Process improves strength, color of feather-based fibers
Domesticated chickens in the United States alone produce more than 2 billion pounds of feathers annually. Those feathers have long been considered a waste product, especially when contaminated with blood, feces or bacteria that can prove hazardous to the environment.
Nebraska's Yiqi Yang is among a growing cadre of researchers looking to transform those feathers into fibers that find a place in natural fabrics. In that vein, Yang and his Husker colleagues are devising and testing methods to improve the properties of feather-derived fibers.

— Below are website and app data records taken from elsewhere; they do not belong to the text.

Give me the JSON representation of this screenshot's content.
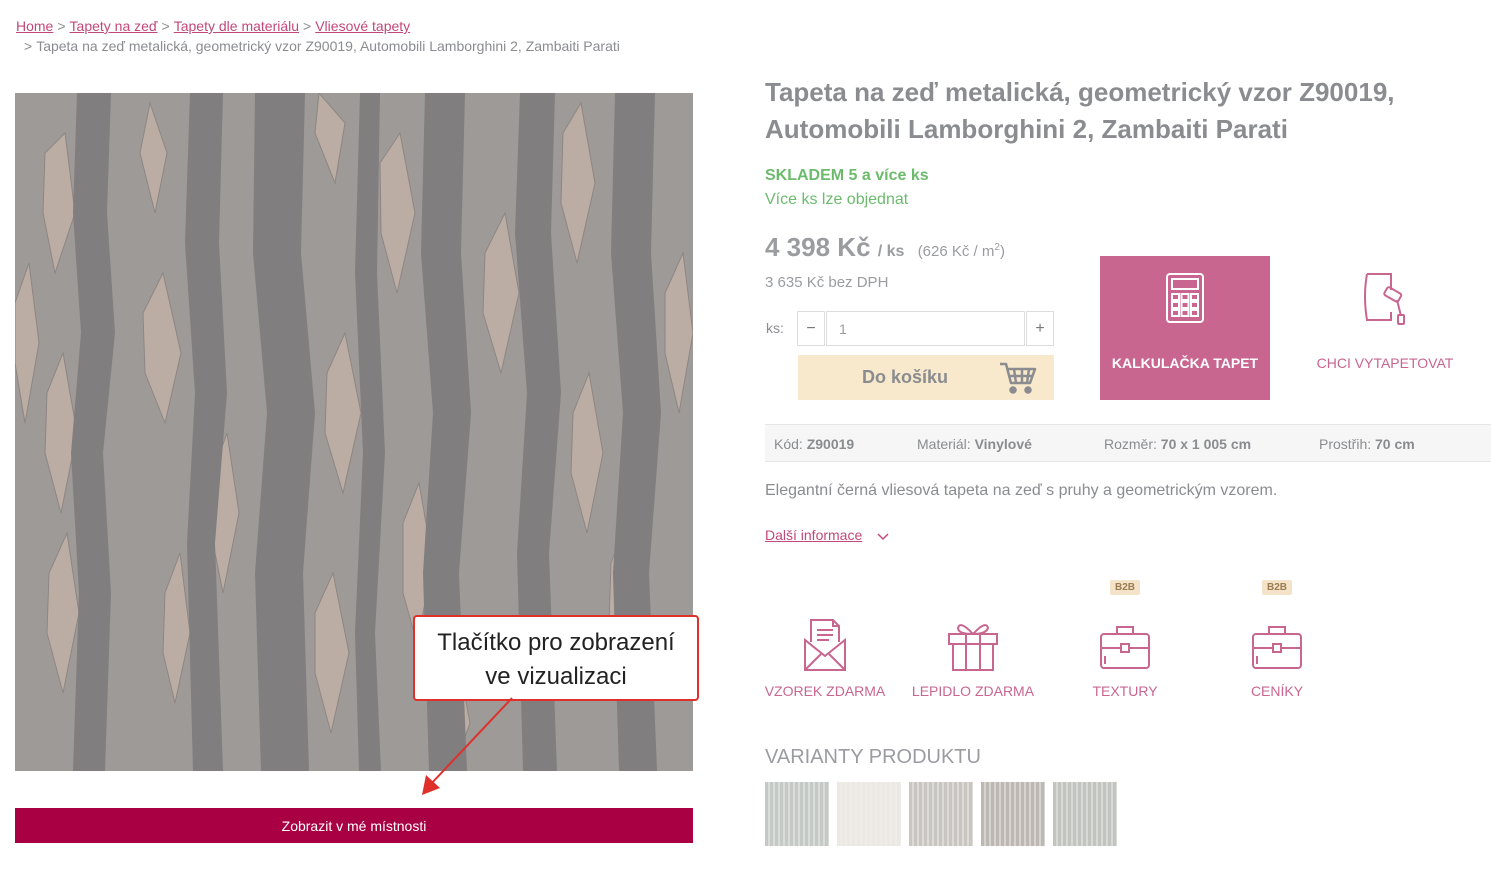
{
  "breadcrumb": {
    "items": [
      "Home",
      "Tapety na zeď",
      "Tapety dle materiálu",
      "Vliesové tapety"
    ],
    "current": "Tapeta na zeď metalická, geometrický vzor Z90019, Automobili Lamborghini 2, Zambaiti Parati",
    "separator": ">"
  },
  "product": {
    "title_line1": "Tapeta na zeď metalická, geometrický vzor Z90019,",
    "title_line2": "Automobili Lamborghini 2, Zambaiti Parati",
    "stock": "SKLADEM 5 a více ks",
    "stock_note": "Více ks lze objednat",
    "price": "4 398 Kč",
    "price_unit": "/ ks",
    "price_per_m2": "(626 Kč / m",
    "price_per_m2_sup": "2",
    "price_per_m2_close": ")",
    "price_ex_vat": "3 635 Kč bez DPH"
  },
  "quantity": {
    "label": "ks:",
    "minus": "−",
    "plus": "+",
    "value": "1"
  },
  "buttons": {
    "cart": "Do košíku",
    "calculator": "KALKULAČKA TAPET",
    "wallpapering": "CHCI VYTAPETOVAT",
    "view_room": "Zobrazit v mé místnosti"
  },
  "specs": [
    {
      "label": "Kód:",
      "value": "Z90019"
    },
    {
      "label": "Materiál:",
      "value": "Vinylové"
    },
    {
      "label": "Rozměr:",
      "value": "70 x 1 005 cm"
    },
    {
      "label": "Prostřih:",
      "value": "70 cm"
    }
  ],
  "description": "Elegantní černá vliesová tapeta na zeď s pruhy a geometrickým vzorem.",
  "more_info": "Další informace",
  "benefits": [
    {
      "label": "VZOREK ZDARMA",
      "icon": "envelope-icon",
      "badge": ""
    },
    {
      "label": "LEPIDLO ZDARMA",
      "icon": "gift-icon",
      "badge": ""
    },
    {
      "label": "TEXTURY",
      "icon": "briefcase-icon",
      "badge": "B2B"
    },
    {
      "label": "CENÍKY",
      "icon": "briefcase-icon",
      "badge": "B2B"
    }
  ],
  "variants": {
    "title": "VARIANTY PRODUKTU",
    "swatch_colors": [
      "#c5c9c6",
      "#ece9e2",
      "#c9c6c1",
      "#bdb8b1",
      "#c2c4c0"
    ]
  },
  "annotation": {
    "line1": "Tlačítko pro zobrazení",
    "line2": "ve vizualizaci"
  },
  "colors": {
    "accent": "#c86690",
    "link": "#c2487b",
    "stock_green": "#6cbb6d",
    "view_button": "#a80042",
    "cart_bg": "#f8e9cc",
    "callout_border": "#e0302c"
  }
}
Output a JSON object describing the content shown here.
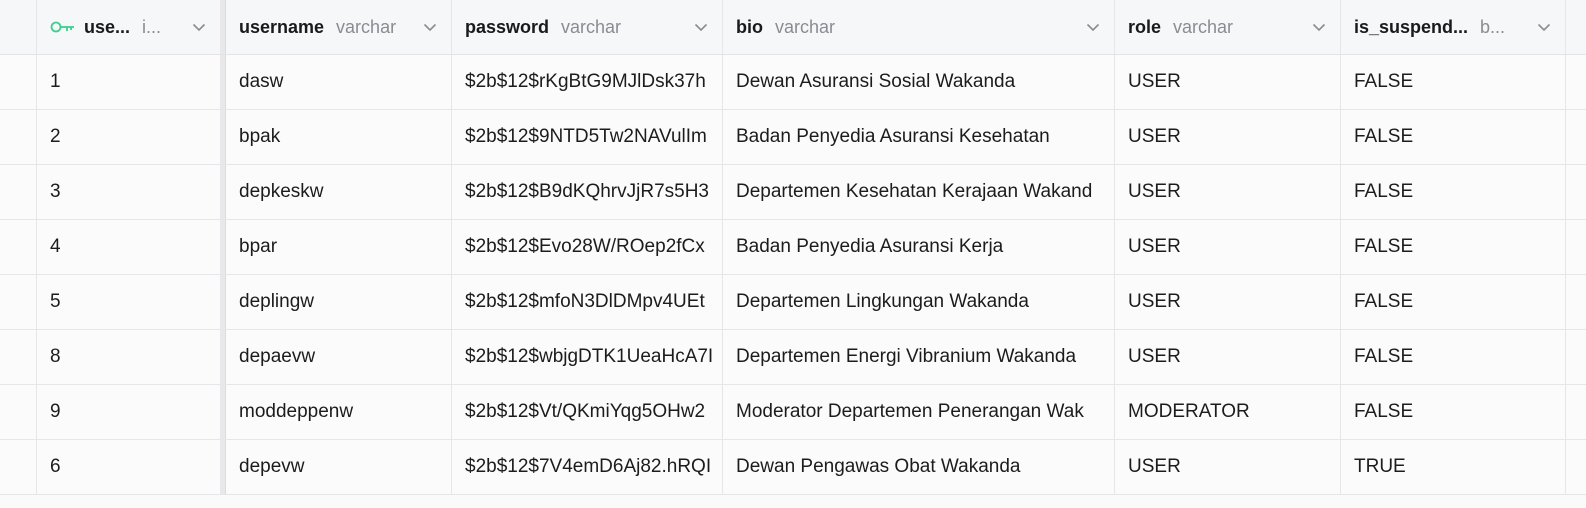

Those methods include cross-linking: chemically bonding long protein chains—including keratin, a water-resistant protein of feathers—to bolster the performance of the resulting fibers and fabrics. But that performance must still improve, and unwanted side effects of cross-linking be resolved, before feathers emerge as a greener alternative to petroleum-based materials—polyester, nylon—currently dominating the market.
In a recent study, Yang's team experimented with a cross-linking class known as saccharide aldehydes. By modifying the molecular structure and concentration of the aldehydes, the team developed keratin fibers substantially stronger than those produced via another popular cross-linker, citric acid.
Those fibers possessed 90 percent of wool's strength after long-term immersion in water and 120 percent of wool's strength under dry conditions. Importantly, those fibers retained their color and boasted a capacity to absorb dyes that far exceeded that of other cross-linked, keratin-based fibers. The production process also yielded none of the toxic formaldehyde that has previously hounded cross-linking processes involving aldehydes.
With further improvements, the team estimates that chicken feather-derived fibers could ultimately reduce the U.S. market share of petroleum-based fibers by 10 percent (from 70 percent to 60 percent)—while putting to use an overlooked waste product of the food industry. Also, given the low cost of feathers, keratin-based fibers would likely cost less than wool, Yang said.